Mystery Hangs Over Baghdad Battle
Wednesday, April 19, 2006
BAGHDAD, April 18 -- As the shooting died down Tuesday afternoon, the tired and frightened residents of Baghdad's Adhamiyah neighborhood packed their cars and prepared to flee. After two days of street fighting that had kept them locked in their houses, they did not want to see what might come next.
The details of the unusual street battle that began Monday remained shrouded by the fog of war. U.S. and Iraqi soldiers thought they were shooting at insurgents who were trying to ambush them. Local men on neighborhood watch in the predominantly Sunni Arab area thought they were shooting at Shiites who were coming to kidnap and kill them. Residents hiding in their homes, simply praying for survival, could only guess who was fighting whom.
"As far as I know, a group of militants went inside and there was fighting with the residents of Adhamiyah, and later on, the police were involved and the MNF-I were involved," said Adnan Ali al-Kadhimi, an adviser to Prime Minister Ibrahim al-Jafari, referring to Multi-National Forces-Iraq, the official name for foreign troops in the U.S.-led military coalition here. "We don't have a clear picture of what's happening there."
Kadhimi's account, vague as it was, was about as much as anyone outside Adhamiyah could figure out for certain. With rumor, speculation and fear filling the void of actual knowledge, the conflicting accounts resembled "Rashomon," the classic Akira Kurosawa film in which a crime takes place and each witness tells a completely different story of what happened.
From the beginning, it was unclear who was attacking and who was defending. Adhamiyah residents, who spoke in telephone interviews on condition of anonymity for fear of retribution, said gunfire erupted early Monday morning, an hour or two after midnight.

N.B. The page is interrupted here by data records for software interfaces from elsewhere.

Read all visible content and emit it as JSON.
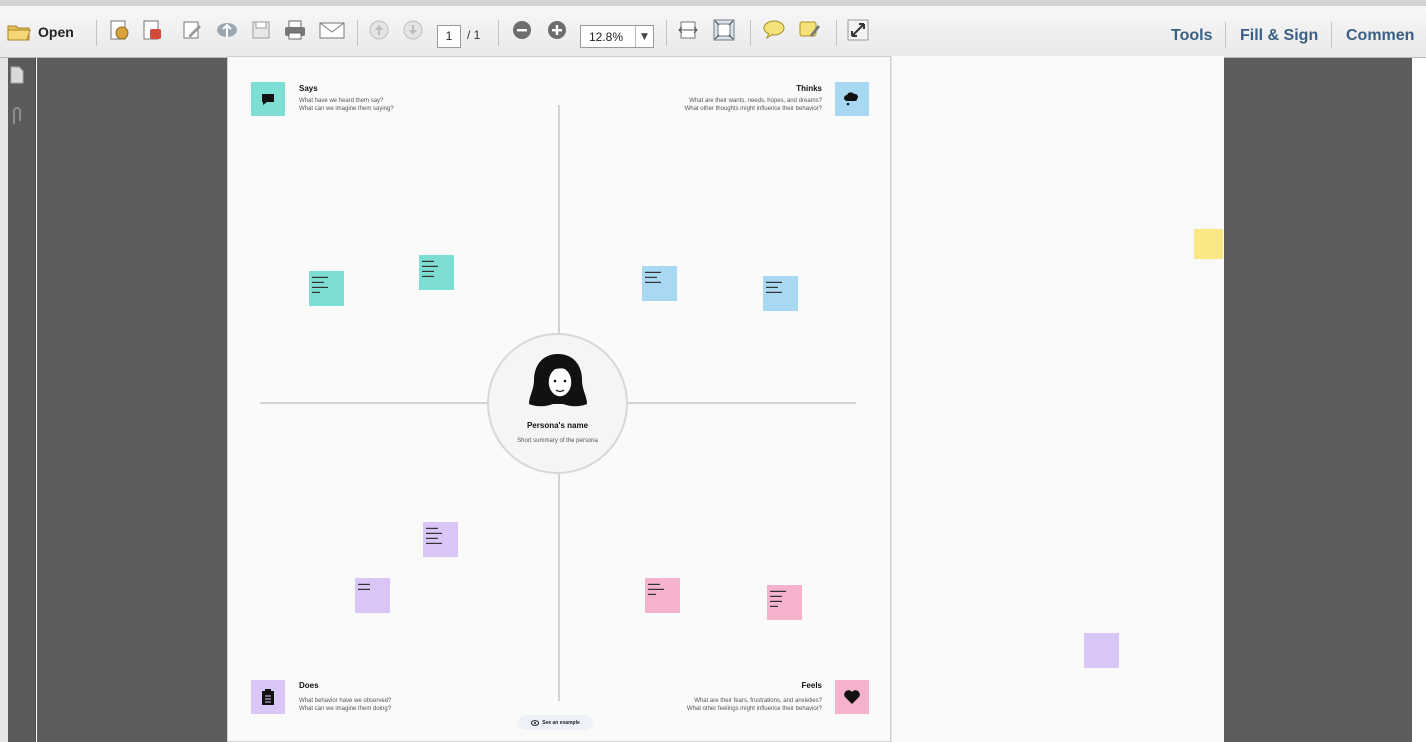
{
  "toolbar": {
    "open_label": "Open",
    "page_current": "1",
    "page_total": "/ 1",
    "zoom_value": "12.8%",
    "menu": {
      "tools": "Tools",
      "fill_sign": "Fill & Sign",
      "comment": "Commen"
    }
  },
  "canvas": {
    "says": {
      "title": "Says",
      "line1": "What have we heard them say?",
      "line2": "What can we imagine them saying?"
    },
    "thinks": {
      "title": "Thinks",
      "line1": "What are their wants, needs, hopes, and dreams?",
      "line2": "What other thoughts might influence their behavior?"
    },
    "does": {
      "title": "Does",
      "line1": "What behavior have we observed?",
      "line2": "What can we imagine them doing?"
    },
    "feels": {
      "title": "Feels",
      "line1": "What are their fears, frustrations, and anxieties?",
      "line2": "What other feelings might influence their behavior?"
    },
    "persona": {
      "name": "Persona's name",
      "summary": "Short summary of the persona"
    },
    "example_button": "See an example"
  },
  "colors": {
    "teal": "#7fded4",
    "blue": "#a9d8f2",
    "lavender": "#d9c6f7",
    "pink": "#f4b2cc",
    "yellow": "#fbe784",
    "menu_link": "#3a5f86",
    "workspace": "#5d5d5d"
  }
}
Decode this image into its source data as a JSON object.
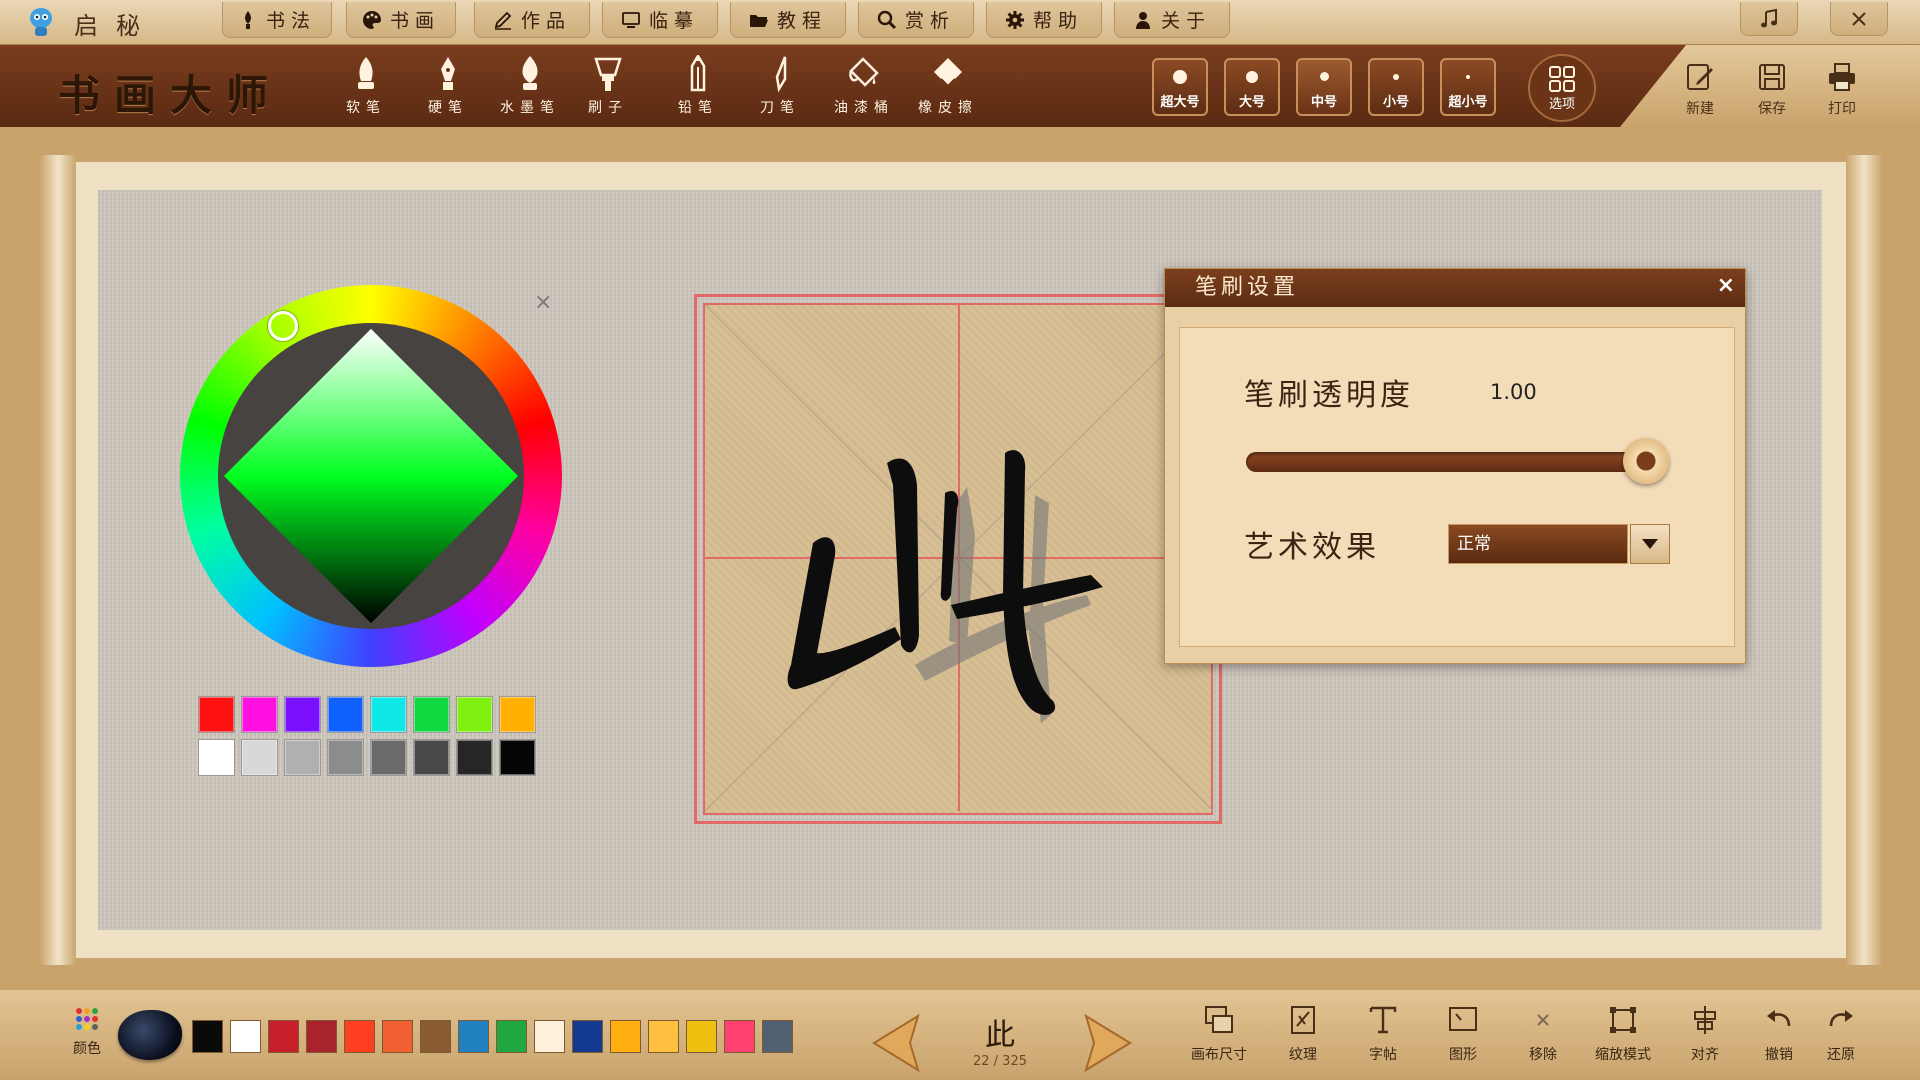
{
  "top_menu": {
    "app_brand": "启秘",
    "items": [
      "书法",
      "书画",
      "作品",
      "临摹",
      "教程",
      "赏析",
      "帮助",
      "关于"
    ]
  },
  "toolbar": {
    "app_title": "书画大师",
    "brushes": [
      "软笔",
      "硬笔",
      "水墨笔",
      "刷子",
      "铅笔",
      "刀笔",
      "油漆桶",
      "橡皮擦"
    ],
    "sizes": [
      "超大号",
      "大号",
      "中号",
      "小号",
      "超小号"
    ],
    "active_size": "中号",
    "options_label": "选项",
    "file_buttons": [
      "新建",
      "保存",
      "打印"
    ]
  },
  "color_panel": {
    "close": "×",
    "hue": "green",
    "swatches_row1": [
      "#ff1010",
      "#ff10e0",
      "#7a10ff",
      "#1060ff",
      "#10e8e8",
      "#10d840",
      "#80f010",
      "#ffb000"
    ],
    "swatches_row2": [
      "#ffffff",
      "#d8d8d8",
      "#b0b0b0",
      "#8c8c8c",
      "#6a6a6a",
      "#484848",
      "#262626",
      "#050505"
    ]
  },
  "brush_dialog": {
    "title": "笔刷设置",
    "close": "×",
    "opacity_label": "笔刷透明度",
    "opacity_value": "1.00",
    "opacity_level": 1.0,
    "effect_label": "艺术效果",
    "effect_value": "正常"
  },
  "bottom_bar": {
    "color_label": "颜色",
    "palette": [
      "#0a0a0a",
      "#ffffff",
      "#c8202a",
      "#a8232e",
      "#ff4020",
      "#f06030",
      "#8a5a30",
      "#2080c0",
      "#20a840",
      "#fff0dc",
      "#143a90",
      "#ffb010",
      "#ffc040",
      "#f0c010",
      "#ff4070",
      "#506070"
    ],
    "current_char": "此",
    "char_index": "22 / 325",
    "tools": [
      "画布尺寸",
      "纹理",
      "字帖",
      "图形",
      "移除",
      "缩放模式",
      "对齐",
      "撤销",
      "还原"
    ]
  },
  "colors": {
    "toolbar_brown": "#6b3417",
    "grid_red": "#e26a66",
    "paper": "#d8bf94"
  }
}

U.S. military authorities said that unknown gunmen started shooting at an Iraqi army patrol and that an estimated 50 insurgents later attacked a checkpoint manned by U.S. and Iraqi troops.
But in Adhamiyah, as in many Sunni Arab neighborhoods in Baghdad, organized groups of young men from the area keep watch over the streets. They say they are there to protect residents against attack by Shiite militiamen and Shiite-led Interior Ministry police who have been accused of rounding up Sunnis and executing them. Residents said it was likely that the armed men thought the patrol entering their neighborhood was part of a Shiite militia or the police. So they started shooting.
For the next several hours, residents said, streets empty of everyone but fighters echoed with patter from AK-47 assault rifles, the deeper thump-thump-thump of RPK machine guns and the occasional explosion of a rocket-propelled grenade or mortar shell. The fighting flowed up Omar bin Abdulaziz Street, a broad road that is lined by produce stalls and markets and is home to one of Baghdad's most famous bookstores.
One resident recalled a voice broadcast over a nearby mosque's loudspeakers shouting: "Go for jihad! Defeat these aggressors!" An Associated Press report, quoting a resident, said Sunni gunmen went from house to house, pressing young men to join the fight.
Some residents, whose accounts could not be verified, said the Iraqi army came to the aid of Adhamiyah residents and fought off a coalition of Interior Ministry police, Shiite militiamen and "Iranians" -- a term many Iraqi Sunnis use to refer to Shiites, whom they suspect of loyalty to the Shiite theocracy in neighboring Iran.
"Yesterday, the fighting was in our street, and I heard the heroes of Adhamiyah running in the streets with covered faces and saying, 'Let's surround those Iranians from all sides and finish them. Let's teach them a lesson they will never forget so they will never come here again. Support the Iraqi army,' " said a woman who identified herself as Um Rasha. She and two other residents said the Iraqi army was helping the men of the neighborhood repel the attackers.
An Iraqi Defense Ministry spokesman suggested on Tuesday that the original patrol was made up of police rather than army troops, but U.S. military authorities said they had not heard that.
"The gunmen are suspected insurgents," Sgt. Doug Anderson, a U.S. military spokesman, wrote in an e-mail. "It is not known whether they are people from the neighborhood. We cannot confirm that the Iraqi Army may have fought against the police, or at least people dressed as police."